    ------------------------ REMOTE BUILD OUTPUT---------------------------------------
    Created manifest list
    2020/09/14 11:34:25 Instance: shut down successfully
    ID                                    CREATE_TIME                DURATION  SOURCE                                                                                      IMAGES  STATUS
    ec333452-1301-47e8-90e2-716aeb2f5650  2020-09-14T11:21:43+00:00  12M43S    gs://PROJECT_ID_cloudbuild/source/1600082502.509759-b949721a922d462c94a75da9be9f1181.tgz  -                 SUCCESS

You've just built the image using the build config file and pushed the image to Artifact Registry at

Deploying the image

To deploy the multi-arch Windows image onto a cluster, see Deploying a Windows Server application to learn how to deploy the image.

Advanced gke-windows-builder usage

You can customize the behavior of the gke-windows-builder by adding flags to the args section of the cloudbuild.yaml build config file. Some flags for common behaviors are described in this section, but this is not an exhaustive list; to see the full list of flags that gke-windows-builder supports, run the following command on a Linux server or in Cloud Shell:

docker run -it --help

To speed up your builds you can use a larger machine type for the Windows instances:

  - --machineType
  - 'n1-standard-8'

Instead of building the image for all Windows versions that GKE supports, you can choose specific Windows Server versions to build for by using the --versions flag:
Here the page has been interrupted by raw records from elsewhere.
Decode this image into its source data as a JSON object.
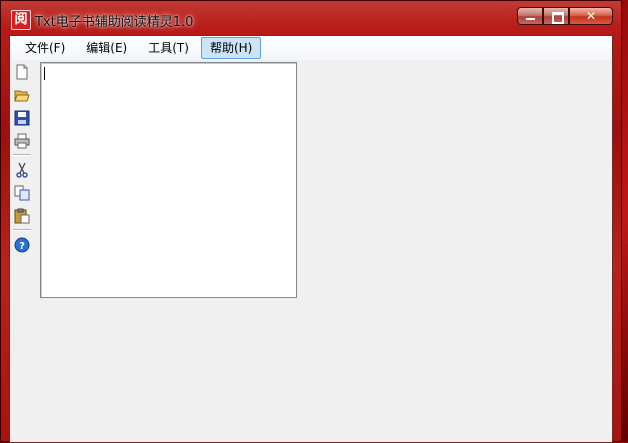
{
  "window": {
    "title": "Txt电子书辅助阅读精灵1.0",
    "icon_char": "阅"
  },
  "caption_buttons": {
    "minimize_icon": "minimize-icon",
    "maximize_icon": "maximize-icon",
    "close_label": "✕"
  },
  "menu": [
    {
      "label": "文件(F)"
    },
    {
      "label": "编辑(E)"
    },
    {
      "label": "工具(T)"
    },
    {
      "label": "帮助(H)",
      "active": true
    }
  ],
  "toolbar": [
    "new-file-icon",
    "open-folder-icon",
    "save-icon",
    "print-icon",
    "cut-icon",
    "copy-icon",
    "paste-icon",
    "help-icon"
  ],
  "editor": {
    "value": ""
  },
  "colors": {
    "titlebar": "#b81c18",
    "client_bg": "#f0f0f0",
    "menu_highlight": "#cce4f7"
  }
}
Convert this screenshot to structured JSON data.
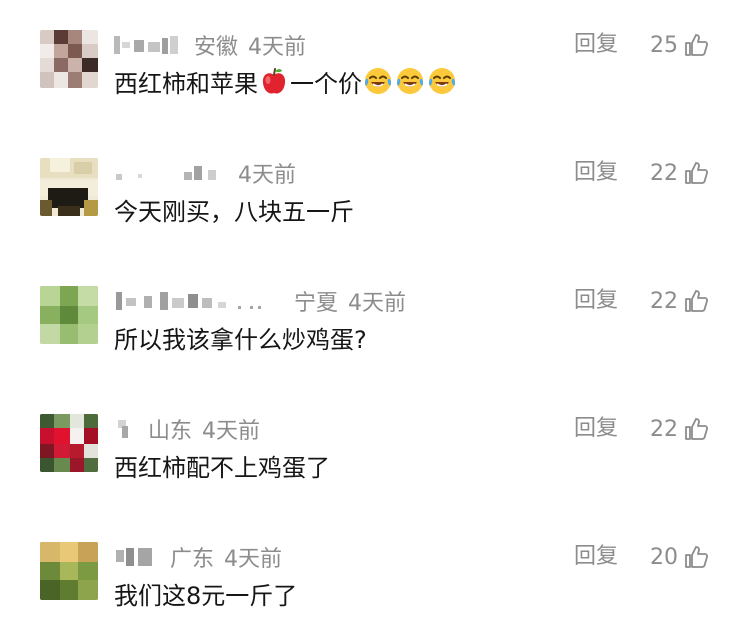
{
  "comments": [
    {
      "location": "安徽",
      "time": "4天前",
      "content_parts": [
        "西红柿和苹果",
        "一个价"
      ],
      "content_emojis": [
        "apple-emoji",
        "laughing-crying-emoji",
        "laughing-crying-emoji",
        "laughing-crying-emoji"
      ],
      "reply_label": "回复",
      "likes": "25"
    },
    {
      "location": "",
      "time": "4天前",
      "content": "今天刚买，八块五一斤",
      "reply_label": "回复",
      "likes": "22"
    },
    {
      "location": "宁夏",
      "time": "4天前",
      "content": "所以我该拿什么炒鸡蛋?",
      "reply_label": "回复",
      "likes": "22"
    },
    {
      "location": "山东",
      "time": "4天前",
      "content": "西红柿配不上鸡蛋了",
      "reply_label": "回复",
      "likes": "22"
    },
    {
      "location": "广东",
      "time": "4天前",
      "content": "我们这8元一斤了",
      "reply_label": "回复",
      "likes": "20"
    }
  ],
  "icons": {
    "like": "thumbs-up-outline-icon"
  },
  "colors": {
    "meta_text": "#8c8c8c",
    "content_text": "#161616",
    "background": "#ffffff"
  }
}
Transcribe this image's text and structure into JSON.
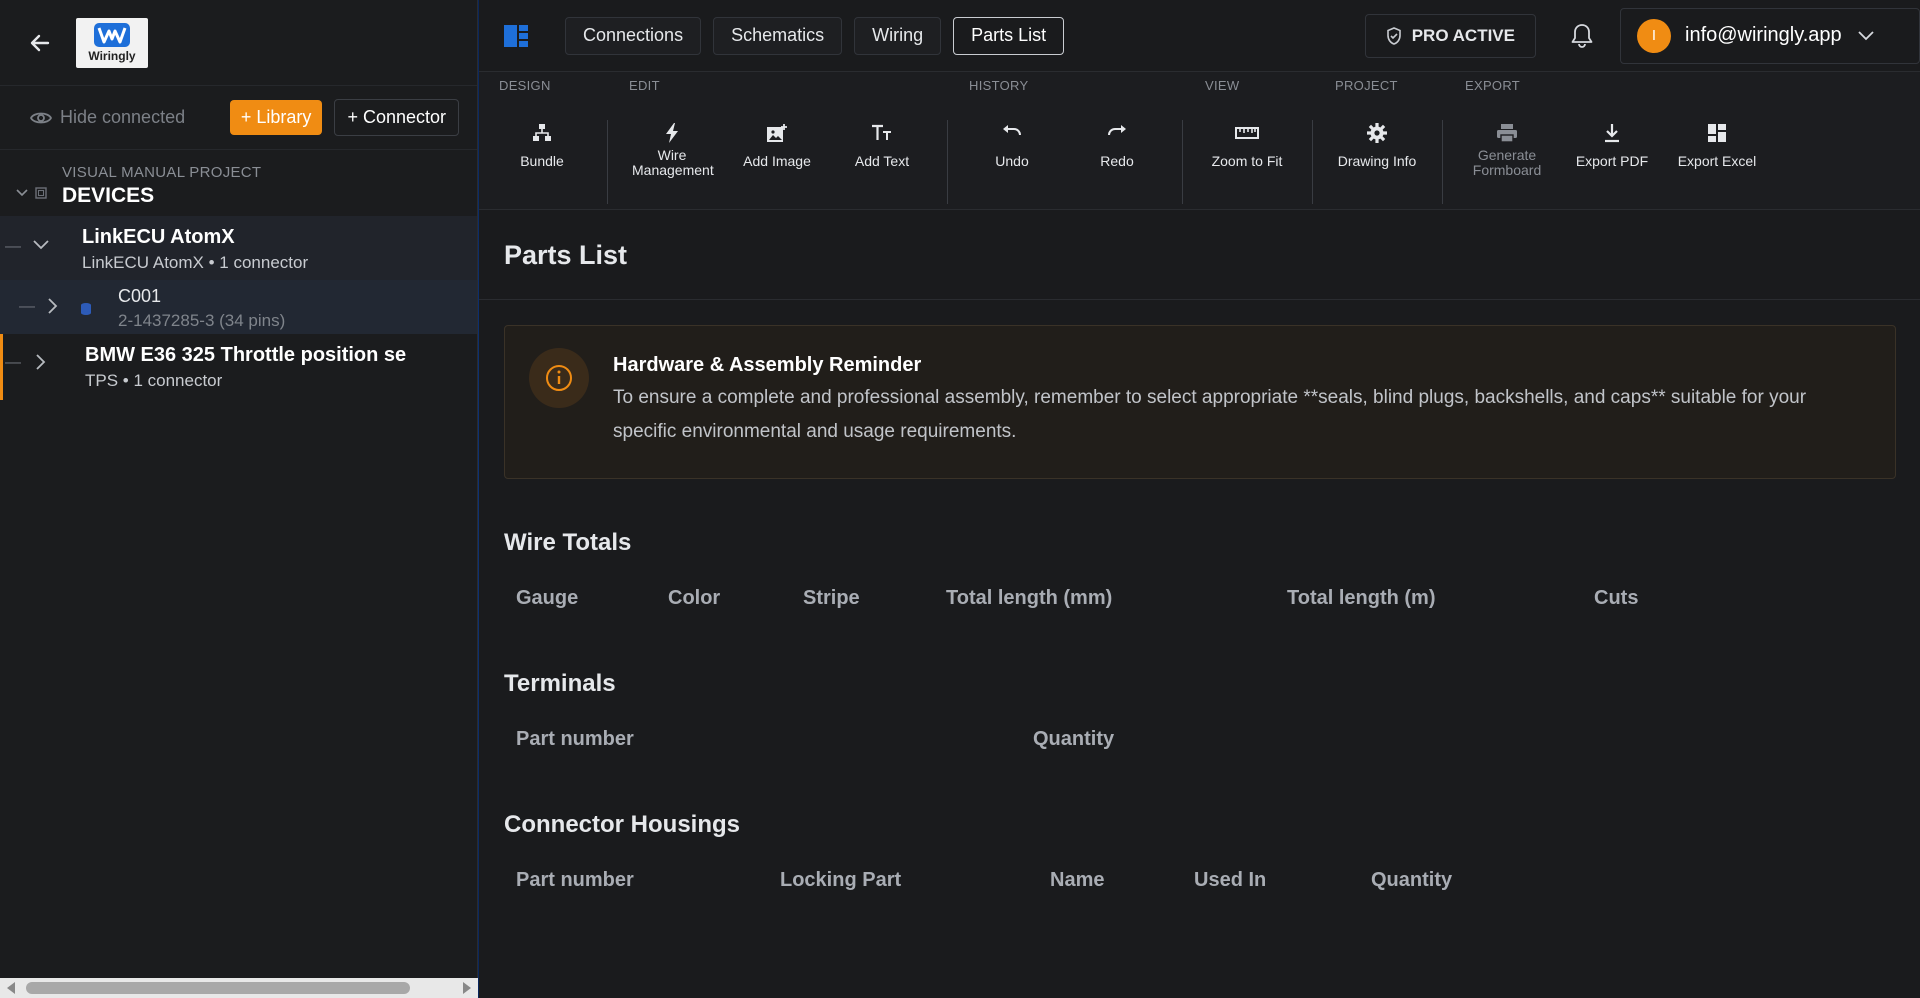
{
  "sidebar": {
    "logo_text": "Wiringly",
    "hide_connected": "Hide connected",
    "library_button": "+ Library",
    "connector_button": "+ Connector",
    "project_label": "VISUAL MANUAL PROJECT",
    "project_title": "DEVICES",
    "devices": [
      {
        "name": "LinkECU AtomX",
        "sub": "LinkECU AtomX • 1 connector",
        "connectors": [
          {
            "name": "C001",
            "sub": "2-1437285-3 (34 pins)"
          }
        ]
      },
      {
        "name": "BMW E36 325 Throttle position se",
        "sub": "TPS • 1 connector"
      }
    ],
    "dash": "—"
  },
  "topbar": {
    "tabs": [
      "Connections",
      "Schematics",
      "Wiring",
      "Parts List"
    ],
    "active_tab": "Parts List",
    "pro_badge": "PRO ACTIVE",
    "avatar_initial": "I",
    "email": "info@wiringly.app"
  },
  "ribbon": {
    "groups": {
      "design": "DESIGN",
      "edit": "EDIT",
      "history": "HISTORY",
      "view": "VIEW",
      "project": "PROJECT",
      "export": "EXPORT"
    },
    "buttons": {
      "bundle": "Bundle",
      "wire_management": "Wire Management",
      "add_image": "Add Image",
      "add_text": "Add Text",
      "undo": "Undo",
      "redo": "Redo",
      "zoom_to_fit": "Zoom to Fit",
      "drawing_info": "Drawing Info",
      "generate_formboard": "Generate Formboard",
      "export_pdf": "Export PDF",
      "export_excel": "Export Excel"
    }
  },
  "main": {
    "page_title": "Parts List",
    "reminder": {
      "title": "Hardware & Assembly Reminder",
      "text": "To ensure a complete and professional assembly, remember to select appropriate **seals, blind plugs, backshells, and caps** suitable for your specific environmental and usage requirements."
    },
    "wire_totals": {
      "title": "Wire Totals",
      "columns": [
        "Gauge",
        "Color",
        "Stripe",
        "Total length (mm)",
        "Total length (m)",
        "Cuts"
      ]
    },
    "terminals": {
      "title": "Terminals",
      "columns": [
        "Part number",
        "Quantity"
      ]
    },
    "connector_housings": {
      "title": "Connector Housings",
      "columns": [
        "Part number",
        "Locking Part",
        "Name",
        "Used In",
        "Quantity"
      ]
    }
  },
  "colors": {
    "accent": "#f08c13",
    "brand_blue": "#1e6fd9",
    "bg": "#1a1b1d"
  }
}
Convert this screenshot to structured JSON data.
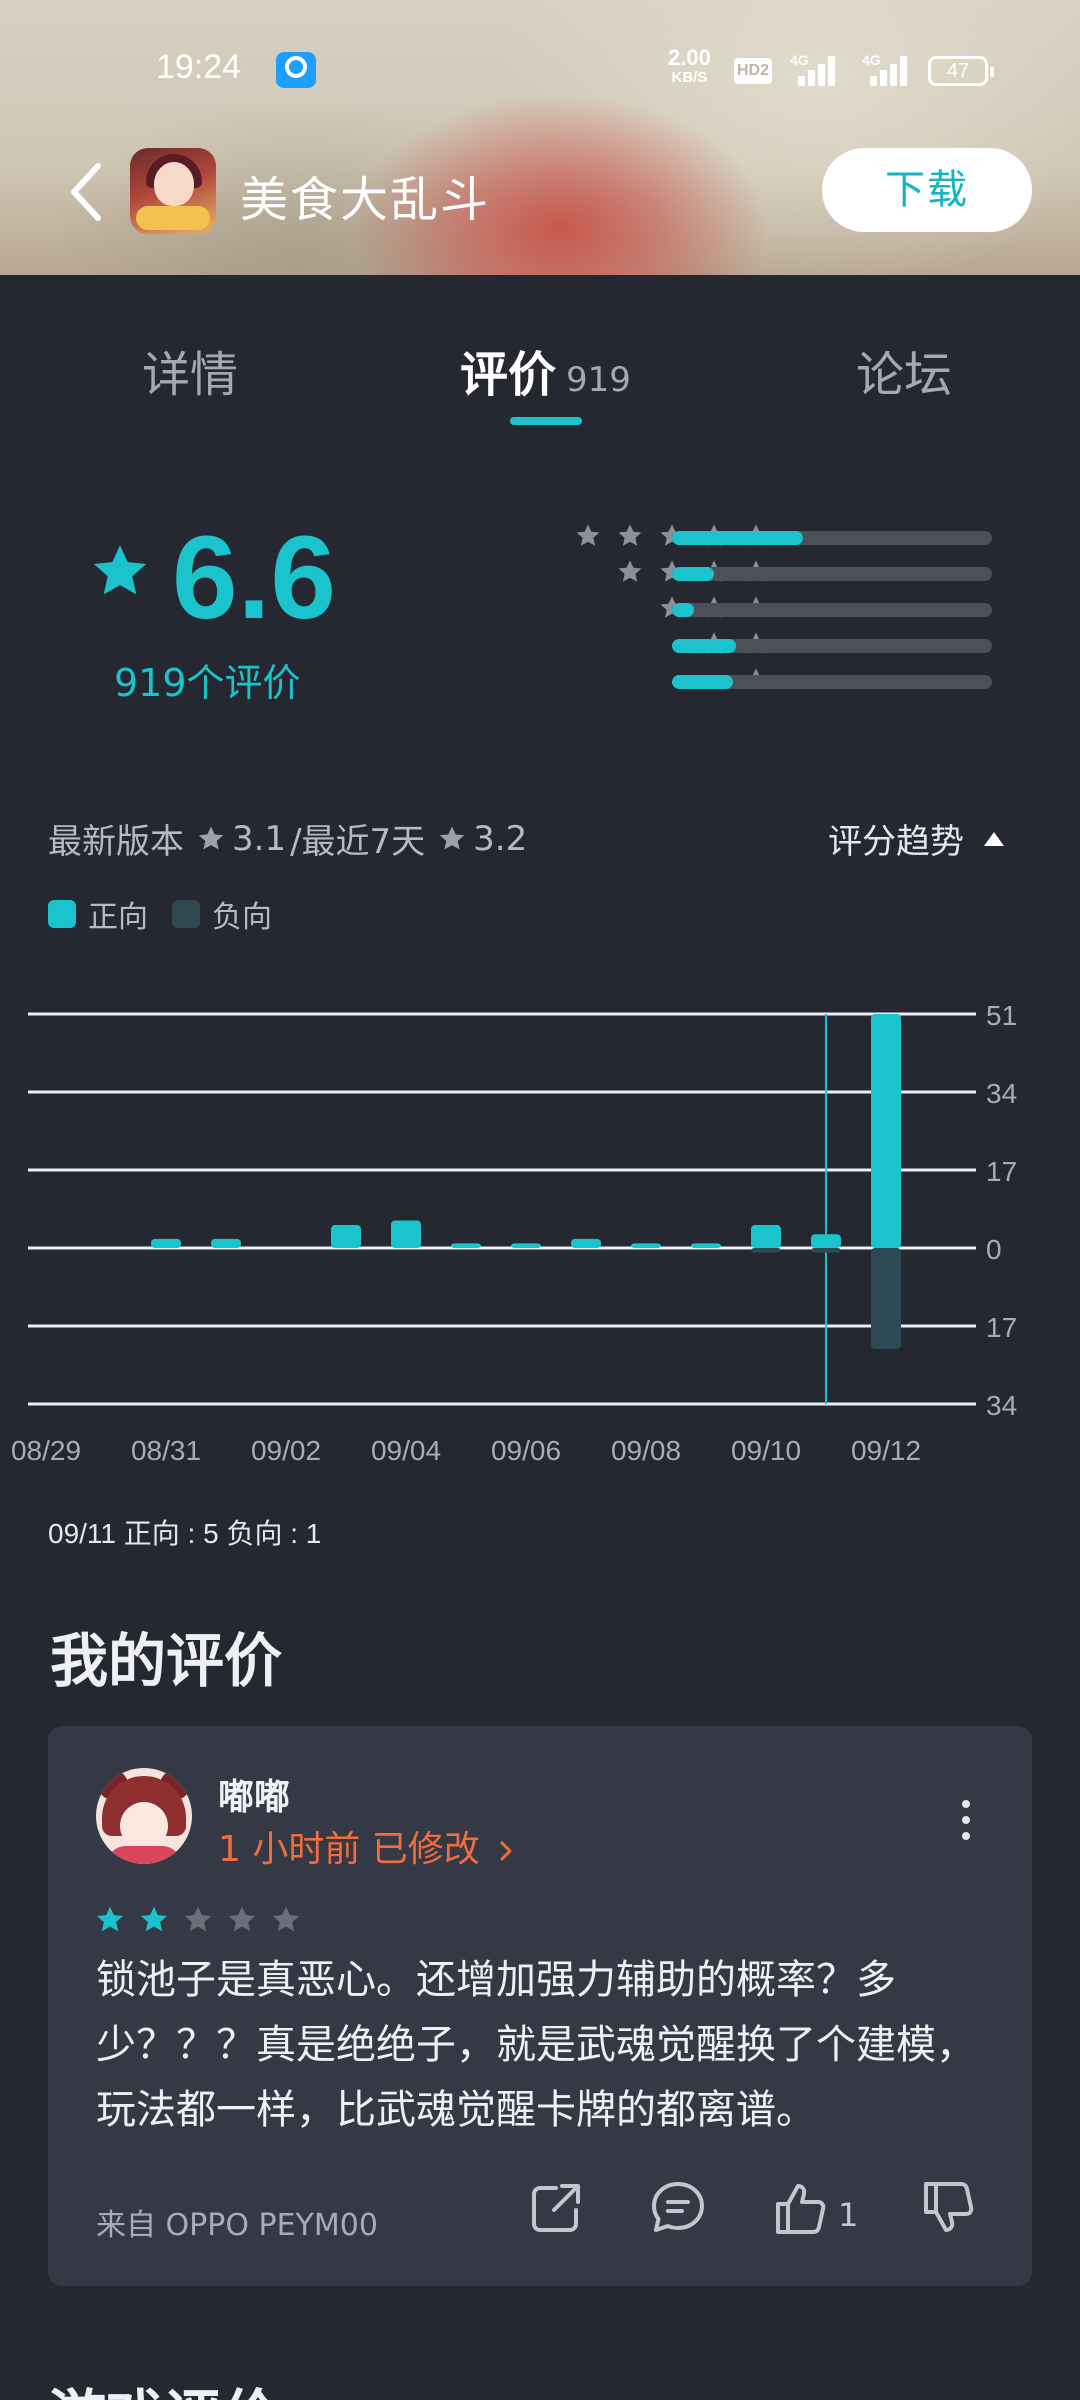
{
  "status_bar": {
    "time": "19:24",
    "speed_value": "2.00",
    "speed_unit": "KB/S",
    "hd_label": "HD2",
    "signal1_label": "4G",
    "signal2_label": "4G",
    "battery": "47"
  },
  "header": {
    "app_title": "美食大乱斗",
    "download_label": "下载"
  },
  "tabs": [
    {
      "label": "详情",
      "count": ""
    },
    {
      "label": "评价",
      "count": "919"
    },
    {
      "label": "论坛",
      "count": ""
    }
  ],
  "rating": {
    "score": "6.6",
    "count_label": "919个评价",
    "distribution": [
      {
        "stars": 5,
        "fraction": 0.41
      },
      {
        "stars": 4,
        "fraction": 0.13
      },
      {
        "stars": 3,
        "fraction": 0.07
      },
      {
        "stars": 2,
        "fraction": 0.2
      },
      {
        "stars": 1,
        "fraction": 0.19
      }
    ]
  },
  "version": {
    "latest_label": "最新版本",
    "latest_score": "3.1",
    "recent_label": "/最近7天",
    "recent_score": "3.2",
    "trend_label": "评分趋势"
  },
  "legend": {
    "positive": "正向",
    "negative": "负向"
  },
  "colors": {
    "accent": "#1bc3cc",
    "negative": "#2a4a52",
    "background": "#262831",
    "card": "#353945",
    "orange": "#ef6d3f"
  },
  "chart_data": {
    "type": "bar",
    "x": [
      "08/29",
      "08/30",
      "08/31",
      "09/01",
      "09/02",
      "09/03",
      "09/04",
      "09/05",
      "09/06",
      "09/07",
      "09/08",
      "09/09",
      "09/10",
      "09/11",
      "09/12",
      "09/13"
    ],
    "x_tick_labels": [
      "08/29",
      "08/31",
      "09/02",
      "09/04",
      "09/06",
      "09/08",
      "09/10",
      "09/12"
    ],
    "series": [
      {
        "name": "正向",
        "values": [
          0,
          0,
          2,
          2,
          0,
          5,
          6,
          1,
          1,
          2,
          1,
          1,
          5,
          3,
          51,
          0
        ]
      },
      {
        "name": "负向",
        "values": [
          0,
          0,
          0,
          0,
          0,
          0,
          0,
          0,
          0,
          0,
          0,
          0,
          1,
          1,
          22,
          0
        ]
      }
    ],
    "y_tick_labels": [
      "51",
      "34",
      "17",
      "0",
      "17",
      "34"
    ],
    "ylim": [
      -34,
      51
    ],
    "grid": true,
    "highlight": "09/11",
    "summary": "09/11 正向 : 5  负向 : 1"
  },
  "my_review": {
    "section_title": "我的评价",
    "username": "嘟嘟",
    "time": "1 小时前 已修改",
    "stars": 2,
    "text": "锁池子是真恶心。还增加强力辅助的概率？多少？？？真是绝绝子，就是武魂觉醒换了个建模，玩法都一样，比武魂觉醒卡牌的都离谱。",
    "device": "来自 OPPO PEYM00",
    "like_count": "1"
  },
  "next_section_title": "游戏评价"
}
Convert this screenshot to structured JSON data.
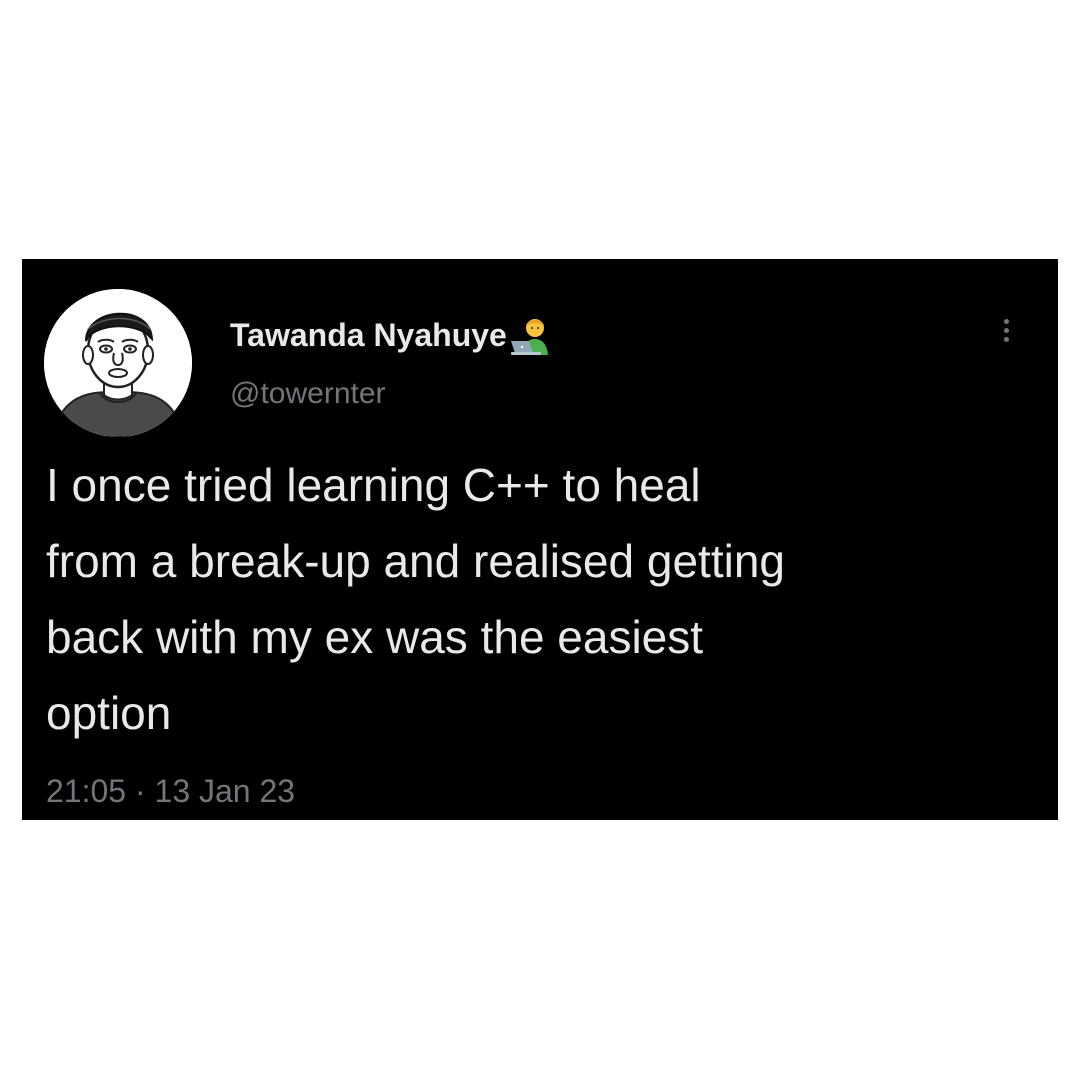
{
  "tweet": {
    "author_name": "Tawanda Nyahuye",
    "author_emoji_icon": "man-technologist-icon",
    "handle": "@towernter",
    "text_lines": [
      "I once tried learning C++ to heal",
      "from a break-up and realised getting",
      "back with my ex was the easiest",
      "option"
    ],
    "time": "21:05",
    "separator": "·",
    "date": "13 Jan 23",
    "more_icon": "more-vertical-icon"
  },
  "colors": {
    "card_background": "#000000",
    "page_background": "#ffffff",
    "primary_text": "#e7e9ea",
    "secondary_text": "#71767b"
  }
}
  - --versions
  - '20H2,ltsc2019'

If your workspace has many files, your image build will be more reliable if you configure the builder to copy the workspace via Cloud Storage rather than WinRM. Create a bucket in your project, such as gs://{your project}_builder, then set the --workspace-bucket flag:

  - --workspace-bucket
  - '{your project}_builder'

To run the Windows builder instances in a Shared VPC service project, use these flags that control the instance's network setup:

  - --subnetwork-project
  - 'shared-vpc-host-project'
  - --subnetwork
  - 'host-project-subnet-shared-with-service-project'

Clean up

After you finish the tutorial, you can clean up the resources that you created so that they stop using quota and incurring charges. The following sections describe how to delete or turn off these resources.

Deleting the image

To delete the multiarch-helloworld images on Artifact Registry, see Deleting images.

Deleting the project

The easiest way to eliminate billing is to delete the project that you created for the tutorial.

To delete the project:

  1. In the Google Cloud console, go to the Manage resources page.

    Go to Manage resources

  2. In the project list, select the project that you want to delete, and then click Delete.
  3. In the dialog, type the project ID, and then click Shut down to delete the project.

What's next